If you are planting a bed of perennials in your yard, you should mulch it immediately upon planting. While mulch can be organic or inorganic, try to use an organic mulch. This type of mulch is best for perennials because it breaks down over time to enrich the surrounding soil.
How To Mulch Perennials
After planting, you should only apply two inches of organic mulch to the perennial bed. Any more and the soil will retain too much moisture and less than that will not offer the protection and support usually provided by mulch. As you notice the mulch compacting and decomposing, you can apply additional mulch but make sure the depth does not exceed two inches.
With a vacuum leaf mulcher you can easily gather your own organic waste and turn it into fine mulch yourself.
When you put the mulch in the perennial bed, you do not want to crowd the plants with the organic matter. Instead, leave a space of a few inches around the crown of each plant so that they do not get smothered by the mulch.
Best Time of Year To Mulch Perennials
As with many other garden chores, the best time of year to mulch your perennial bed is in the late spring. This should be right the when soil begins to warm. Applying the mulch at this time prevents weeds from growing in the bed. Of course, if you are planting or moving your perennials in the fall, you can apply mulch later in the year. After the soil hits freezing temperatures, it is best to add three to four inches of mulch in an attempt to avoid frost heaving.

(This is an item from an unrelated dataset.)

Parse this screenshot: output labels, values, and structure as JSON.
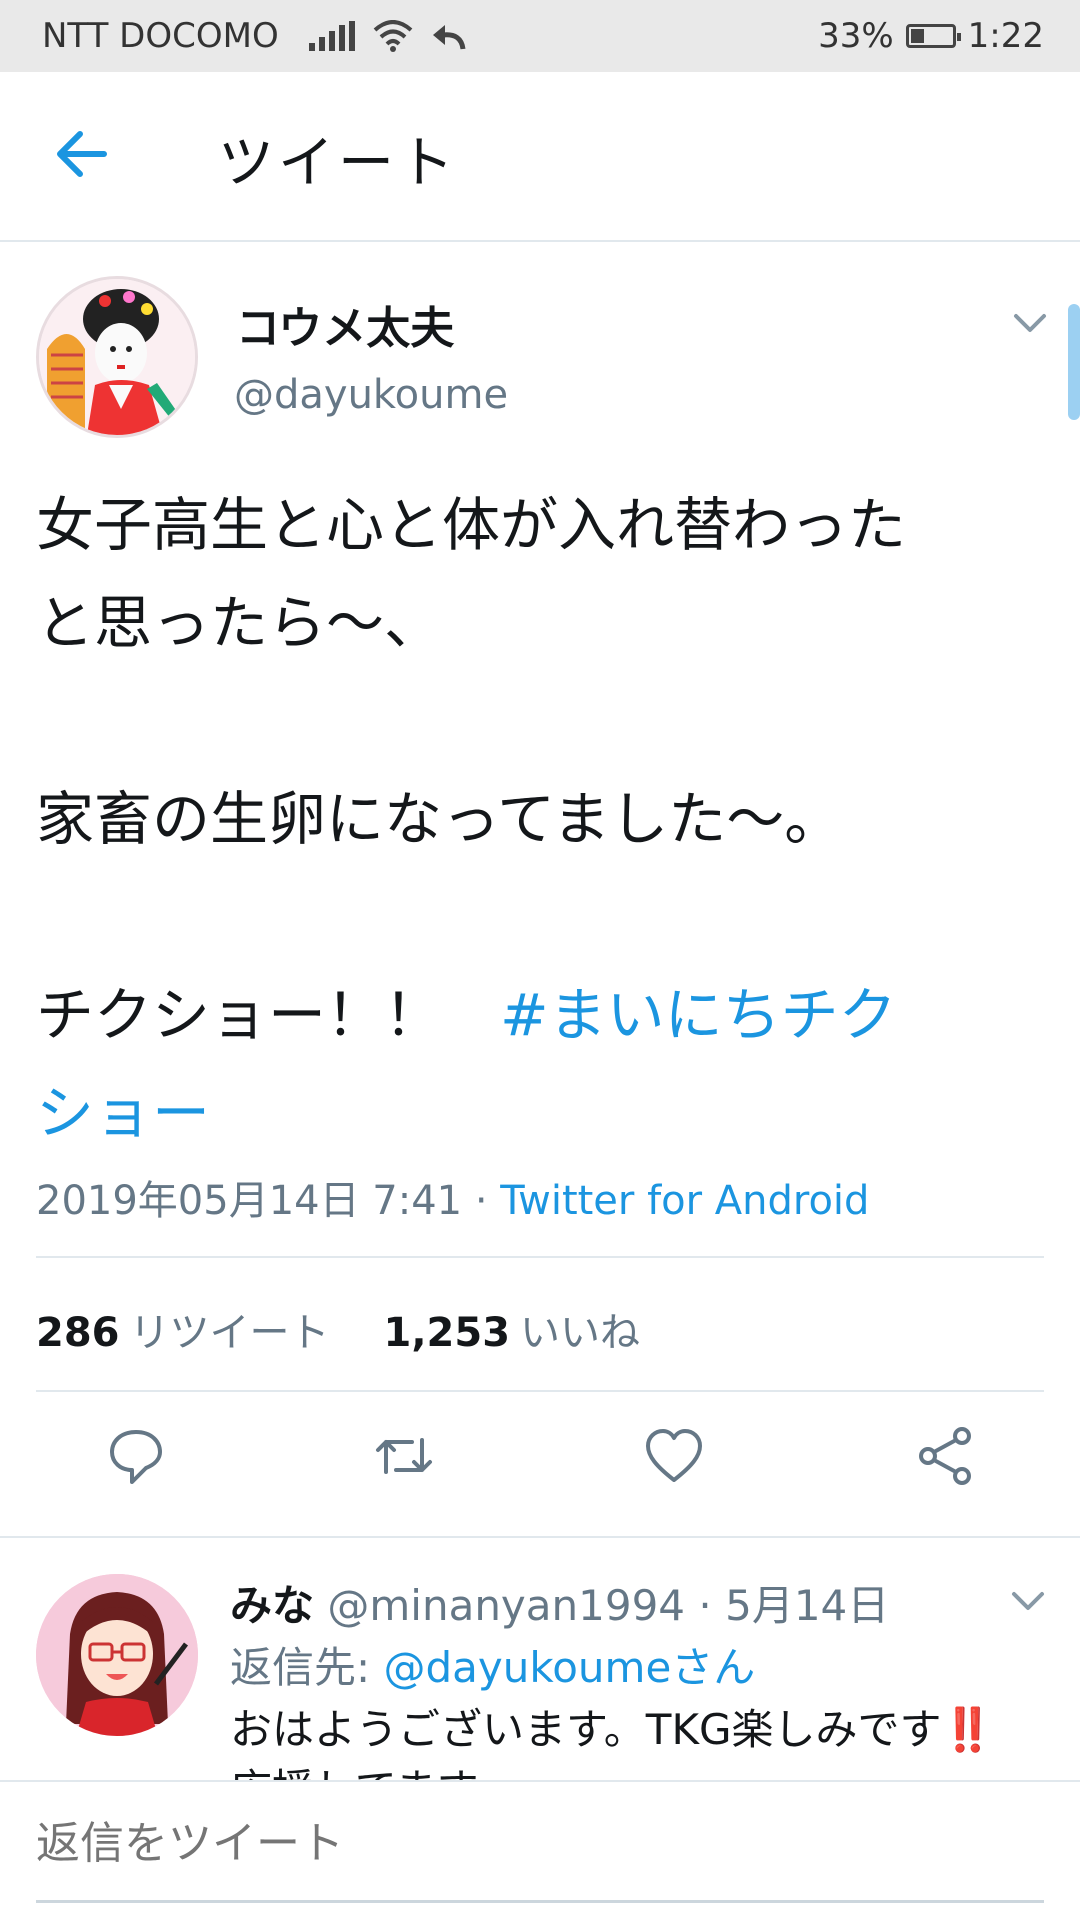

As with any other plant, mulching your perennial bed helps to reduce weeding and retain moisture. As the organic matter decomposes and breaks down, it adds nutrients to the soil, which is great for the health of the perennials. And if you keep the layer of mulch throughout the year, it keeps the temperature of the soil steady, which maintains the health of the plants.